Columbus — With a statewide harvest in excess of 5 percent over that encountered 2017, Ohio’s spring wild turkey hunters enjoyed the third best-ever gobbler kill on record.
For the just-concluded spring season, Ohio’s hunters shot 22,571 bearded birds, a jump of 1,529 birds taken during the 2017 spring season. The highest-ever spring turkey kill in Ohio occurred in 2001 when 26,156 bearded wild turkeys – almost exclusively males, or gobbler/toms – were killed. The second-highest kill on record was the 23,421 birds shot during the 2010 spring season.
However, as giddy as Ohio’s spring turkey hunters may be, the cold, hard reality is that even the Ohio Division of Wildlife’s biologists acknowledge that this past spring’s turkey harvest was an anomaly, a factor brought about by an enormous emergence in 2017 of protein-rich cicadas in much of southern-southeast Ohio. That metric saw tremendous turkey poult abundance and survival as the young feasted on the insects thanks to a localized condition that happens only once every 17 years.
More than likely, Wildlife Division biologists are saying, beginning in 2019 Ohio’s spring wild turkey hunters should see the harvest gyroscope tilt back to a more stable level – a kind of harvest plateau as experienced during the 2016 spring season when 17,793 birds were shot.

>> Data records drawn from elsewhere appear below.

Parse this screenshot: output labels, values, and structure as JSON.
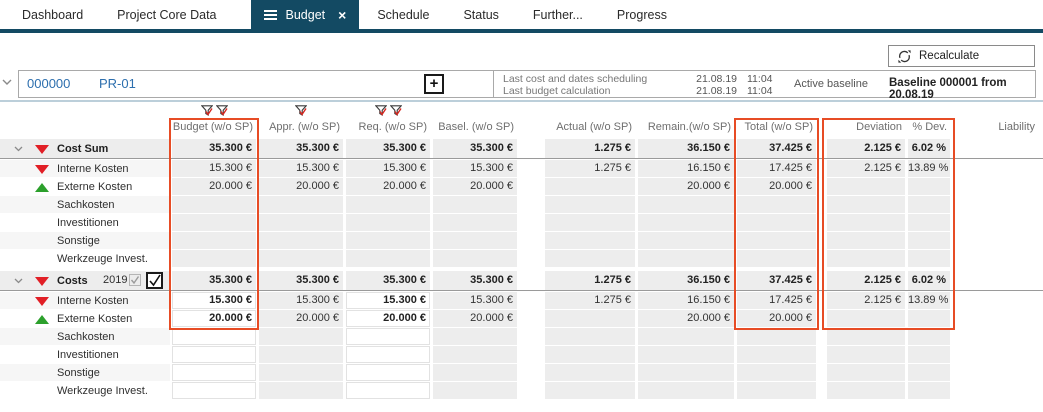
{
  "tabs": [
    {
      "label": "Dashboard",
      "active": false
    },
    {
      "label": "Project Core Data",
      "active": false
    },
    {
      "label": "Budget",
      "active": true
    },
    {
      "label": "Schedule",
      "active": false
    },
    {
      "label": "Status",
      "active": false
    },
    {
      "label": "Further...",
      "active": false
    },
    {
      "label": "Progress",
      "active": false
    }
  ],
  "toolbar": {
    "recalculate_label": "Recalculate"
  },
  "project": {
    "id": "000000",
    "code": "PR-01",
    "add_button": "+",
    "status_lines": [
      {
        "label": "Last cost and dates scheduling",
        "date": "21.08.19",
        "time": "11:04"
      },
      {
        "label": "Last budget calculation",
        "date": "21.08.19",
        "time": "11:04"
      }
    ],
    "active_baseline_label": "Active baseline",
    "baseline_value": "Baseline 000001 from 20.08.19"
  },
  "table": {
    "columns": [
      {
        "key": "budget",
        "label": "Budget (w/o SP)",
        "filters": 2,
        "highlighted": true
      },
      {
        "key": "appr",
        "label": "Appr. (w/o SP)",
        "filters": 1,
        "highlighted": false
      },
      {
        "key": "req",
        "label": "Req. (w/o SP)",
        "filters": 2,
        "highlighted": false
      },
      {
        "key": "basel",
        "label": "Basel. (w/o SP)",
        "filters": 0,
        "highlighted": false
      },
      {
        "key": "actual",
        "label": "Actual (w/o SP)",
        "filters": 0,
        "highlighted": false
      },
      {
        "key": "remain",
        "label": "Remain.(w/o SP)",
        "filters": 0,
        "highlighted": false
      },
      {
        "key": "total",
        "label": "Total (w/o SP)",
        "filters": 0,
        "highlighted": true
      },
      {
        "key": "deviation",
        "label": "Deviation",
        "filters": 0,
        "highlighted": true
      },
      {
        "key": "pdev",
        "label": "% Dev.",
        "filters": 0,
        "highlighted": true
      },
      {
        "key": "liability",
        "label": "Liability",
        "filters": 0,
        "highlighted": false
      }
    ],
    "blocks": [
      {
        "editable": false,
        "rows": [
          {
            "label": "Cost Sum",
            "summary": true,
            "expander": true,
            "icon": "triangle-down-red",
            "cells": [
              "35.300 €",
              "35.300 €",
              "35.300 €",
              "35.300 €",
              "1.275 €",
              "36.150 €",
              "37.425 €",
              "2.125 €",
              "6.02 %",
              ""
            ]
          },
          {
            "label": "Interne Kosten",
            "summary": false,
            "expander": false,
            "icon": "triangle-down-red",
            "cells": [
              "15.300 €",
              "15.300 €",
              "15.300 €",
              "15.300 €",
              "1.275 €",
              "16.150 €",
              "17.425 €",
              "2.125 €",
              "13.89 %",
              ""
            ]
          },
          {
            "label": "Externe Kosten",
            "summary": false,
            "expander": false,
            "icon": "triangle-up-green",
            "cells": [
              "20.000 €",
              "20.000 €",
              "20.000 €",
              "20.000 €",
              "",
              "20.000 €",
              "20.000 €",
              "",
              "",
              ""
            ]
          },
          {
            "label": "Sachkosten",
            "summary": false,
            "expander": false,
            "icon": null,
            "cells": [
              "",
              "",
              "",
              "",
              "",
              "",
              "",
              "",
              "",
              ""
            ]
          },
          {
            "label": "Investitionen",
            "summary": false,
            "expander": false,
            "icon": null,
            "cells": [
              "",
              "",
              "",
              "",
              "",
              "",
              "",
              "",
              "",
              ""
            ]
          },
          {
            "label": "Sonstige",
            "summary": false,
            "expander": false,
            "icon": null,
            "cells": [
              "",
              "",
              "",
              "",
              "",
              "",
              "",
              "",
              "",
              ""
            ]
          },
          {
            "label": "Werkzeuge Invest.",
            "summary": false,
            "expander": false,
            "icon": null,
            "cells": [
              "",
              "",
              "",
              "",
              "",
              "",
              "",
              "",
              "",
              ""
            ]
          }
        ]
      },
      {
        "editable": true,
        "rows": [
          {
            "label": "Costs",
            "summary": true,
            "expander": true,
            "icon": "triangle-down-red",
            "year": "2019",
            "checkbox_disabled_checked": true,
            "checkbox_checked": true,
            "cells": [
              "35.300 €",
              "35.300 €",
              "35.300 €",
              "35.300 €",
              "1.275 €",
              "36.150 €",
              "37.425 €",
              "2.125 €",
              "6.02 %",
              ""
            ]
          },
          {
            "label": "Interne Kosten",
            "summary": false,
            "expander": false,
            "icon": "triangle-down-red",
            "cells": [
              "15.300 €",
              "15.300 €",
              "15.300 €",
              "15.300 €",
              "1.275 €",
              "16.150 €",
              "17.425 €",
              "2.125 €",
              "13.89 %",
              ""
            ]
          },
          {
            "label": "Externe Kosten",
            "summary": false,
            "expander": false,
            "icon": "triangle-up-green",
            "cells": [
              "20.000 €",
              "20.000 €",
              "20.000 €",
              "20.000 €",
              "",
              "20.000 €",
              "20.000 €",
              "",
              "",
              ""
            ]
          },
          {
            "label": "Sachkosten",
            "summary": false,
            "expander": false,
            "icon": null,
            "cells": [
              "",
              "",
              "",
              "",
              "",
              "",
              "",
              "",
              "",
              ""
            ]
          },
          {
            "label": "Investitionen",
            "summary": false,
            "expander": false,
            "icon": null,
            "cells": [
              "",
              "",
              "",
              "",
              "",
              "",
              "",
              "",
              "",
              ""
            ]
          },
          {
            "label": "Sonstige",
            "summary": false,
            "expander": false,
            "icon": null,
            "cells": [
              "",
              "",
              "",
              "",
              "",
              "",
              "",
              "",
              "",
              ""
            ]
          },
          {
            "label": "Werkzeuge Invest.",
            "summary": false,
            "expander": false,
            "icon": null,
            "cells": [
              "",
              "",
              "",
              "",
              "",
              "",
              "",
              "",
              "",
              ""
            ]
          }
        ]
      }
    ]
  },
  "colors": {
    "accent_navy": "#134a63",
    "highlight_orange": "#e74c25",
    "negative_red": "#e11f26",
    "positive_green": "#2ca02c",
    "link_blue": "#2d6fae",
    "cell_gray": "#ededed"
  }
}
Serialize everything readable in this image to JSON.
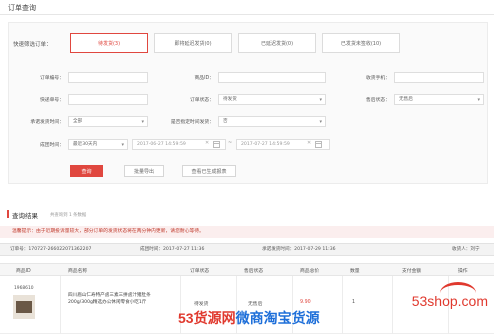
{
  "page": {
    "title": "订单查询"
  },
  "quick_filter": {
    "label": "快速筛选订单：",
    "buttons": [
      "待发货(3)",
      "即将延迟发货(0)",
      "已延迟发货(0)",
      "已发货未签收(10)"
    ]
  },
  "fields": {
    "order_no": "订单编号：",
    "product_id": "商品ID：",
    "phone": "收货手机：",
    "tracking_no": "快递单号：",
    "order_status": {
      "label": "订单状态：",
      "value": "待发货"
    },
    "shop_status": {
      "label": "售后状态：",
      "value": "无售后"
    },
    "agreed_ship": {
      "label": "承诺发货时间：",
      "value": "全部"
    },
    "is_presale": {
      "label": "是否指定时间发货：",
      "value": "否"
    },
    "deal_time": {
      "label": "成团时间：",
      "range": "最近30天内",
      "start": "2017-06-27 14:59:59",
      "end": "2017-07-27 14:59:59"
    }
  },
  "actions": {
    "query": "查询",
    "batch_export": "批量导出",
    "view_exported": "查看已生成报表"
  },
  "results": {
    "title": "查询结果",
    "subtitle": "共查询到 1 条数据",
    "tip": "温馨提示：由于近期投诉量较大，部分订单的发货状态将在两分钟内更新，请您耐心等待。",
    "order_header": {
      "order_no": "订单号：170727-266022071362207",
      "deal_time": "成团时间：2017-07-27 11:36",
      "ship_deadline": "承诺发货时间：2017-07-29 11:36",
      "receiver": "收货人：刘宁"
    },
    "columns": [
      "商品ID",
      "商品名称",
      "订单状态",
      "售后状态",
      "商品总价",
      "数量",
      "支付金额",
      "操作"
    ],
    "row": {
      "product_id": "1968610",
      "product_name": "四川眉山仁寿特产卤三素三拼卤汁猪肚条 200g/300g精选办公休闲零食小吃1斤",
      "order_status": "待发货",
      "after_sale": "无售后",
      "total_price": "9.90",
      "quantity": "1"
    }
  },
  "watermark": {
    "site": "53shop.com",
    "bar_prefix": "53货源网",
    "bar_suffix": "微商淘宝货源"
  }
}
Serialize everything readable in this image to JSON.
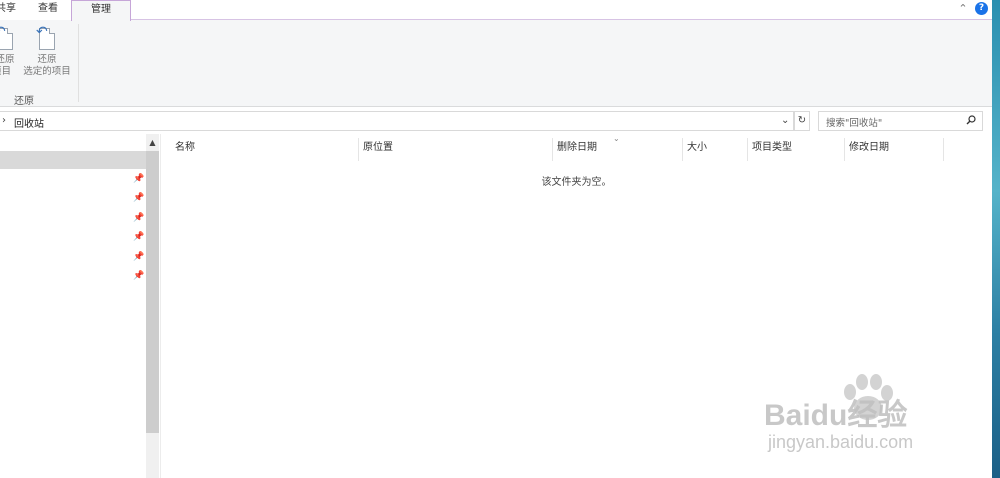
{
  "ribbon": {
    "tabs": {
      "share": "共享",
      "view": "查看",
      "manage": "管理"
    },
    "buttons": {
      "restore_all_line1": "还原",
      "restore_all_line2": "所有项目",
      "restore_selected_line1": "还原",
      "restore_selected_line2": "选定的项目"
    },
    "group_label": "还原"
  },
  "address": {
    "path": "回收站"
  },
  "search": {
    "placeholder": "搜索\"回收站\""
  },
  "columns": [
    "名称",
    "原位置",
    "删除日期",
    "大小",
    "项目类型",
    "修改日期"
  ],
  "content": {
    "empty_message": "该文件夹为空。"
  },
  "watermark": {
    "title": "Baidu经验",
    "url": "jingyan.baidu.com"
  },
  "colors": {
    "accent": "#1a73e8",
    "tab_border": "#c6a6d8"
  }
}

For more analysis on Ohio’s turkey kill, see the June 8 print edition of Ohio Outdoor News.